Please use this identifier to cite or link to this item: http://hdl.handle.net/11434/1150
Title: Exploring the influence of different models of undergraduate nursing education on the work readiness of new graduate nurses.
Epworth Authors: Dudley, Mietta
Botti, Mari
Hutchinson, Alison
Keywords: Learning Environment
Evaluation
Graduate Nurses
Workplace Readiness
Epworth HealthCare/ Deakin University Partnership Model for Clinical Placement
CCEED
Undergraduate Programs
Undergraduate Year
Workplace Readiness Scale
Clinical Learning Environment Inventory
CLEI
Comparison
Innovation
Student Engagement
Undergraduate Clinical Placements
Undergraduate Experience
Centre for Quality and Patient Safety Research, Epworth HealthCare Partnership
Epworth/Deakin Centre for Clinical Nursing Research, Epworth Healthcare, Victoria, Australia.
Issue Date: Jun-2017
Citation: Epworth Research Institute Research Week 2017; Poster 10: pp 33
Conference: Epworth Research Institute Research Week 2017
Conference Location: Epworth Research Institute, Victoria, Australia
Abstract: BACKGROUND: The purpose of this study was to evaluate the impact of the undergraduate clinical learning environment on graduate nurses' workplace readiness and to compare workplace readiness between students who completed the Epworth HealthCare/Deakin University partnership model for clinical placement (CCEED) with students who completed other undergraduate programs. METHODS: A prospective repeated measures study design was used to evaluate the work readiness of nurses at the end of their undergraduate year and 8-10 weeks after they commenced their graduate year. Two validated measurement instruments were used: (i) Work Readiness Scale, and (ii) Clinical Learning Environment Inventory (CLEI). Difference between groups were compared using unpaired T-tests. RESULTS: Seventy-five nurses were recruited in 2015; 21 (28%) nurses had completed the CCEED program and 54 (72%) nurses other programs. Of the 21 nurses who were completing the CCEED program, 12 (57%) were planning to undertake their graduate year at another hospital and 9 (43%) were planning to continue at EHC. There were no significant differences between the CCEED and non-CCEED students in age or sex, 17 (81%) of the CCEED students versus 37 (72%) of the non-CCEED students envisaged working in nursing in 5 years' time.

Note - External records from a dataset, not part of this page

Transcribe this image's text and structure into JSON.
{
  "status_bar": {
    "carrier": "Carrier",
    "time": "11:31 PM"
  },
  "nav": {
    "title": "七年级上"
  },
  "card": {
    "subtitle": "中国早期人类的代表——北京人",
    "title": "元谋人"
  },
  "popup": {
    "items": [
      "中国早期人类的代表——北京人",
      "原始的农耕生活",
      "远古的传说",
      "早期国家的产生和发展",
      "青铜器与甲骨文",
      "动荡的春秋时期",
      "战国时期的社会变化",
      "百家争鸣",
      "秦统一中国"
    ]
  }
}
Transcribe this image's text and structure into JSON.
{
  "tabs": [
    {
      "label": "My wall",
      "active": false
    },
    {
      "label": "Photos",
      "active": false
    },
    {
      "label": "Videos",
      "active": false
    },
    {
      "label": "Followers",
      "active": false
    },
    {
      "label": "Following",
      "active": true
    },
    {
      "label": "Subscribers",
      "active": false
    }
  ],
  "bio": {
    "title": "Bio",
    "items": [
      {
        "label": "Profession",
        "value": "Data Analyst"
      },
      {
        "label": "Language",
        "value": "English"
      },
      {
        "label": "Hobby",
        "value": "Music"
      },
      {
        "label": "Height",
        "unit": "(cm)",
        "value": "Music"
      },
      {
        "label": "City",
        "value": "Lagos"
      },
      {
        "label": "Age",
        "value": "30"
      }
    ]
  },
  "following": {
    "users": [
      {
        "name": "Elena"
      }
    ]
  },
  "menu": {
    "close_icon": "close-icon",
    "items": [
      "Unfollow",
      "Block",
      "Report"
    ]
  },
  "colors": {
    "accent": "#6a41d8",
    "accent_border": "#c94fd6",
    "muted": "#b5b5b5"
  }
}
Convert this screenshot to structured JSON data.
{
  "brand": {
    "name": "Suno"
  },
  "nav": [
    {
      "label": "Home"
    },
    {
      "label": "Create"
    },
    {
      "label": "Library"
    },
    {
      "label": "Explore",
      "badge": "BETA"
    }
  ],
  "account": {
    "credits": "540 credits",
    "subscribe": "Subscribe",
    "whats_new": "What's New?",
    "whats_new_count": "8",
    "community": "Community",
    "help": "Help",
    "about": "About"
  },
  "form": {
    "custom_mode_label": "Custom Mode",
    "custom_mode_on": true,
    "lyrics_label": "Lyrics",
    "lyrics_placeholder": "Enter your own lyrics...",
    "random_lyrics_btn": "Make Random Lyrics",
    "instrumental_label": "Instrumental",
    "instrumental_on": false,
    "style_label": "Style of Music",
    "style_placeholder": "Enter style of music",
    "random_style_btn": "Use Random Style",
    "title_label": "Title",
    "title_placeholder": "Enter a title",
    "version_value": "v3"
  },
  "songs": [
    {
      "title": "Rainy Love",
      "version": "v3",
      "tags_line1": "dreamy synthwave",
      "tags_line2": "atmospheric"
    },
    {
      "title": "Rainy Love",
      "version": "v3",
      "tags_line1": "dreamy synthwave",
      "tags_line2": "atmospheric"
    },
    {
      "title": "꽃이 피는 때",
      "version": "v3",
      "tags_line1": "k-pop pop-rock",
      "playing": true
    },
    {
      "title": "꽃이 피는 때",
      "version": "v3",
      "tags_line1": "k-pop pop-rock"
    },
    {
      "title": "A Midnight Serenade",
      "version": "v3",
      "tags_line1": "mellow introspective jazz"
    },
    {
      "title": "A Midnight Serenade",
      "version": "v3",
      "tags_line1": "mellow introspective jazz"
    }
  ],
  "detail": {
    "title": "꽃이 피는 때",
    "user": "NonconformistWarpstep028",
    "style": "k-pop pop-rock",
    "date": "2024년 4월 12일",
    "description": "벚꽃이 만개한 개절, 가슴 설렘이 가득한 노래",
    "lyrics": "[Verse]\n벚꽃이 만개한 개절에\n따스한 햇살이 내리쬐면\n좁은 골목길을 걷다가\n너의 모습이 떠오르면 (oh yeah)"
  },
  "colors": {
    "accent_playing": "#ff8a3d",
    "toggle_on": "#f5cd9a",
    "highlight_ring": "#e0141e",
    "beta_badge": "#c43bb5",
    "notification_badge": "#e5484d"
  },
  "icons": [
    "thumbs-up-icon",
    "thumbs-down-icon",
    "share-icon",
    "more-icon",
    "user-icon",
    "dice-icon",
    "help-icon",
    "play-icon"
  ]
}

CCEED students versus non-CCEED students perceived that in their experience, the undergraduate clinical learning environment was innovative (mean score 10.95 (SD 1.94) versus 9.07 (SD 2.50), p = 0.003), that they received individual attention (mean score 16.62 (SD 2.58) versus 14.30 (SD 3.19) p = 0.004) and that the education program was student centred (CCEED mean 109.25 (SD 8.98) versus 99.33 (SD 15.51), p = 0.008). At baseline there were no significant difference between groups on the Work Readiness Scale. CONCLUSION: Overall both cohorts reported a positive experience in their undergraduate clinical placements, CCEED students rated their undergraduate experience higher than other programs in innovation and student engagement.
URI: http://hdl.handle.net/11434/1150
Type: Conference Poster
Affiliated Organisations: Deakin University Geelong: School of Nursing and Midwifery
Type of Clinical Study or Trial: Prospective Study
Appears in Collections:Clinical Education & Simulation

Files in This Item:
There are no files associated with this item.


Items in EKB are protected by copyright, with all rights reserved, unless otherwise indicated.